- California regulators on Tuesday unveiled a new version of their proposal to procure 11.5 GW of electricity resources to support the state's grid after the Diablo Canyon nuclear plant and several natural gas plants are retired, this one without any fossil fuels.
- The California Public Utilities Commission (CPUC) had previously released two proposed decisions on the procurement package, which would have included between 500 MW and 1,500 MW of gas resources. But regulators this week scrapped one proposal and altered the other to make it 100% greenhouse gas-free. Commissioners will vote on the new version on Thursday.
- An 11.5 GW clean energy procurement package would set the stage for California's broader energy transition, according to Tyson Siegele, an energy analyst with the Protect Our Communities Foundation. "[It] is a good initial down payment, but it is far short of where we ultimately need to be. And so I think that we're going to see a lot more of these types of procurements in the future," he said.
The proposed procurement is intended in part to help replace California's 2.2 GW Diablo Canyon nuclear facility, slated to retire by 2025, as well as multiple natural gas plants that are also scheduled to go offline in the near future. One initial version of the proposed decision authorized between 1,000 MW and 1,500 MW of natural gas resources as part of the package, while the other included 500 MW of gas resources, to be procured by the state's investor-owned utilities.
But the inclusion of natural gas in the proposals prompted concerns from environmental groups and others.
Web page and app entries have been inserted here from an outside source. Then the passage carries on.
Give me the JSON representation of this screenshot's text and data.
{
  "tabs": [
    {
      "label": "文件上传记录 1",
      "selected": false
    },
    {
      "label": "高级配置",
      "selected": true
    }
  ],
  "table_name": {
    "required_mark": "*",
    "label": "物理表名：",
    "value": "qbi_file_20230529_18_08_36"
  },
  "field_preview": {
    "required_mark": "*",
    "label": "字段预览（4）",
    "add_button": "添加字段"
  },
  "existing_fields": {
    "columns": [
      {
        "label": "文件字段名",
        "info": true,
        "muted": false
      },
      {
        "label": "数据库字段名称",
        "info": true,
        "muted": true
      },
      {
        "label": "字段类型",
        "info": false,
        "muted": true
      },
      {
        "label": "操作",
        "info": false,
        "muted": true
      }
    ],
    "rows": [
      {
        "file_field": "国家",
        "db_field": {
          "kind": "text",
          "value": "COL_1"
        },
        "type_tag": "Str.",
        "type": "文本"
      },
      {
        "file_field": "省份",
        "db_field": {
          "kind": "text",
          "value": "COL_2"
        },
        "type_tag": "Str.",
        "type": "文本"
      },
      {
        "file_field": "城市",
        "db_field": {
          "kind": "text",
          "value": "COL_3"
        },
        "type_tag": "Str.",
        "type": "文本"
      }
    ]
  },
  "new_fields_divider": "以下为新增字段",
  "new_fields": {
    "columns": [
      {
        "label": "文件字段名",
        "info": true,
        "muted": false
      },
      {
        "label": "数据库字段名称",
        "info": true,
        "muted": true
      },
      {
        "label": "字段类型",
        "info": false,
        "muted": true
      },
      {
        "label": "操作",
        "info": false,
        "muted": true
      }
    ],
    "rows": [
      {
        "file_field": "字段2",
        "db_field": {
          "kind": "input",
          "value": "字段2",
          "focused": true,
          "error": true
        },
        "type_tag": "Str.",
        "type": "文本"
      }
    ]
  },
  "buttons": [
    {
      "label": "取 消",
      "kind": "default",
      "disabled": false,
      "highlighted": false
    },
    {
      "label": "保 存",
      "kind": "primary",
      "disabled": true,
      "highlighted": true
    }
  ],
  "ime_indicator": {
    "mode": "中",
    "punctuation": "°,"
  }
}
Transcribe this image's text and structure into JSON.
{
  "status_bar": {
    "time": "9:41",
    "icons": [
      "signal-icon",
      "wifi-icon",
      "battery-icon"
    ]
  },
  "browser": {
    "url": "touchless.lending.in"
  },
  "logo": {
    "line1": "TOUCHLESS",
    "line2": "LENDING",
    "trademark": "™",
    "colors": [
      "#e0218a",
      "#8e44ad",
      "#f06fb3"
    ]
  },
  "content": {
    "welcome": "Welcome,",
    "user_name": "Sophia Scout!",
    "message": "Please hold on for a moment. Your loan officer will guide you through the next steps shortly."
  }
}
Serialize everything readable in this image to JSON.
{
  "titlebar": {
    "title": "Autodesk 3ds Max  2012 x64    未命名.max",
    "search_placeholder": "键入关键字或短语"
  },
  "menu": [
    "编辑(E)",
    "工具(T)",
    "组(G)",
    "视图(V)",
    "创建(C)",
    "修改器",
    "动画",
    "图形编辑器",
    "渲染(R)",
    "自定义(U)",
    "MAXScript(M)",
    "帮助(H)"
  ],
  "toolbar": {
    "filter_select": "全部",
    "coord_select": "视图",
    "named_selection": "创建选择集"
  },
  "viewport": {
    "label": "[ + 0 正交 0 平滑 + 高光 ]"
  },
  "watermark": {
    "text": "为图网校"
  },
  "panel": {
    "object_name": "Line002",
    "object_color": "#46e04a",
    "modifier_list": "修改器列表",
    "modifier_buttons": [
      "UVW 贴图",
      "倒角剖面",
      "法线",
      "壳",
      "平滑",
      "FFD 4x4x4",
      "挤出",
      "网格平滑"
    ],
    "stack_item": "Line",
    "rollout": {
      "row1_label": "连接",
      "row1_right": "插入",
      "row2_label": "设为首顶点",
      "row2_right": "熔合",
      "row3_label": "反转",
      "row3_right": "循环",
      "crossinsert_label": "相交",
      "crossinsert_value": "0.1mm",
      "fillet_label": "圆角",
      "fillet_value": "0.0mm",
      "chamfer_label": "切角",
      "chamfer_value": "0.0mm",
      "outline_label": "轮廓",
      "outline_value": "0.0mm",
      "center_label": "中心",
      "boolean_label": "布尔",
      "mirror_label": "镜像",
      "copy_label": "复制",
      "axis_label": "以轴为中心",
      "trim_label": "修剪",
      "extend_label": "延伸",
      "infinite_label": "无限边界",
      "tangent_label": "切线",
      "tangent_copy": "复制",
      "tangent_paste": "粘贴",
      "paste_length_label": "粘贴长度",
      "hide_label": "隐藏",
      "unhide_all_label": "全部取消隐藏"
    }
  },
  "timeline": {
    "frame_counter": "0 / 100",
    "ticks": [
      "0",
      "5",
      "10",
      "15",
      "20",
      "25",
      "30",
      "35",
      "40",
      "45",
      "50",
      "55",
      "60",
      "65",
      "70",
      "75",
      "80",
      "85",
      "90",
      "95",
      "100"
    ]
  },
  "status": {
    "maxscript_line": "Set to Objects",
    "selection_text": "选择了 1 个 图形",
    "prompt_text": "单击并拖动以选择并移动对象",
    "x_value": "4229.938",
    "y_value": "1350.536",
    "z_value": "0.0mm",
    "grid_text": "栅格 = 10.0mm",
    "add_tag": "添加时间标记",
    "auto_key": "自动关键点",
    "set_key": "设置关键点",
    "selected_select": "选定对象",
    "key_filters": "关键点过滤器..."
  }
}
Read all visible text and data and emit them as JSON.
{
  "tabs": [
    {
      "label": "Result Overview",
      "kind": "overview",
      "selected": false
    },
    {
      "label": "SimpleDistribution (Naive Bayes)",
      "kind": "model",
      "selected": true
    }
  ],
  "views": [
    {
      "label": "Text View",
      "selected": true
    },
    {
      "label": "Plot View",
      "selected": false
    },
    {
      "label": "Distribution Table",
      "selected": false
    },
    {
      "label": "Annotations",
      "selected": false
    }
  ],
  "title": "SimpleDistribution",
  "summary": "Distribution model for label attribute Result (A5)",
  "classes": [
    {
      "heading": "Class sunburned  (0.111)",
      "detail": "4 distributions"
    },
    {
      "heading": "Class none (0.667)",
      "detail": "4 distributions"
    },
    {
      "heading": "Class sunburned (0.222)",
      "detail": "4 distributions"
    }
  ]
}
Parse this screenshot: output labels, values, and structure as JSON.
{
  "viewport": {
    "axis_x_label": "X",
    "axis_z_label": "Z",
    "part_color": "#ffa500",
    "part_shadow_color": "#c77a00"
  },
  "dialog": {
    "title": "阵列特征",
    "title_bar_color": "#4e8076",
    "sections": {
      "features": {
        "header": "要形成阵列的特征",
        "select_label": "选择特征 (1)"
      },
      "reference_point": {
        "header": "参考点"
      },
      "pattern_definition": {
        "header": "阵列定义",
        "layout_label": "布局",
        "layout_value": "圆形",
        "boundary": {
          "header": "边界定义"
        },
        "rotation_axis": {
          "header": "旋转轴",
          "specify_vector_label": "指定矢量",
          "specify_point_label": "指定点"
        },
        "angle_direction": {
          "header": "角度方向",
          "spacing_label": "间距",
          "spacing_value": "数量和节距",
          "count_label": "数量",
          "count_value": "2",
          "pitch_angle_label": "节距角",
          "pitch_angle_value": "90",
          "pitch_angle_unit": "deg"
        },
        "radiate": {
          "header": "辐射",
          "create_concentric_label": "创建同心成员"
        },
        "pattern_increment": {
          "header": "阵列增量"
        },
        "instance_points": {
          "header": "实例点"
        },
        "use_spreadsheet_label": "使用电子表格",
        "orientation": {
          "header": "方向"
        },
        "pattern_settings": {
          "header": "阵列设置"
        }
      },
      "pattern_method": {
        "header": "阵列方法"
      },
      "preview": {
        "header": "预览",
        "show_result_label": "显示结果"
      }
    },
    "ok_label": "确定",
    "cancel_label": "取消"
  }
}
At an all-party meeting last week, CPUC Commissioner Martha Guzman Aceves asked stakeholders to weigh in on whether the commission should place geographic restrictions on the fossil fuel procurement, or even defer the question of including fossil fuels to a later stage.
The new version of the proposed decision would still call for 11.5 GW of additional net qualifying capacity to be procured from 2023 through 2026. However, it would not allow any additional capacity from fossil fuel resources.
"[I]n response to comments from numerous parties on the proposed decision representing a broad spectrum of viewpoints, we find that we would like additional analysis of the reliability impacts before requiring additional fossil-fueled capacity procurement," the proposed decision stated.
The CPUC intends to work with the California Energy Commission in the next few months to conduct that analysis for a future decision expected to come out later this year, and may consider additional capacity procurement requirements at that point, regulators said in the proposal.
The new version of the proposed decision also adjusts the timing of the procurement, from 3,000 MW by 2023 and 4,500 MW by 2024, to 2,000 MW by 2023 and 6,000 MW by 2024. An additional 1,500 MW by 2025 and 2,000 MW by 2026 would round off the entire package. Those adjustments came in response to comments from stakeholders who questioned whether there was a reliability need in 2023.
The Protect Our Communities Foundation welcomed the decision as embracing the idea that California doesn't need incremental fossil fuel procurement.
"Having said that, it does leave the door open to future procurement of fossil fuels, but it says the commission is going to take a look at what's needed, what the modeling says, and make decisions based on that," Siegele said.
But the revised proposal could have other implications, including for California's ability to meet system needs during the net peak, when solar energy is coming off the system, according to Seth Hilton, partner at Stoel Rives. Fossil fuel resources were one option to fill that gap, and regulators will now need other resources, including potentially storage.
And while regulators plan to revisit the question of fossil fuel procurement later this year, "one of the challenges they'd have is the later they push this, the longer it's going to take to get the fossil fuel resources in place," Hilton explained. Even just repowering or expanding existing gas facilities involves extensive permitting processes, he said, and there's the risk the resources might not be able to come online when needed.
Looking at California's portfolio of electricity resources, natural gas is being used less to supply energy during the middle of the day but is essential to meet the net peak, or during very hot periods, Jan Smutny-Jones, CEO of the Independent Energy Producers Association, said.
"California is going to need to be very vigilant that it is not prematurely shutting down resources that it ultimately will need," Smutny-Jones said. The state should try to maintain resources that can be available to meet reliability needs, while at the same time bringing online new resources, like solar with storage, he added.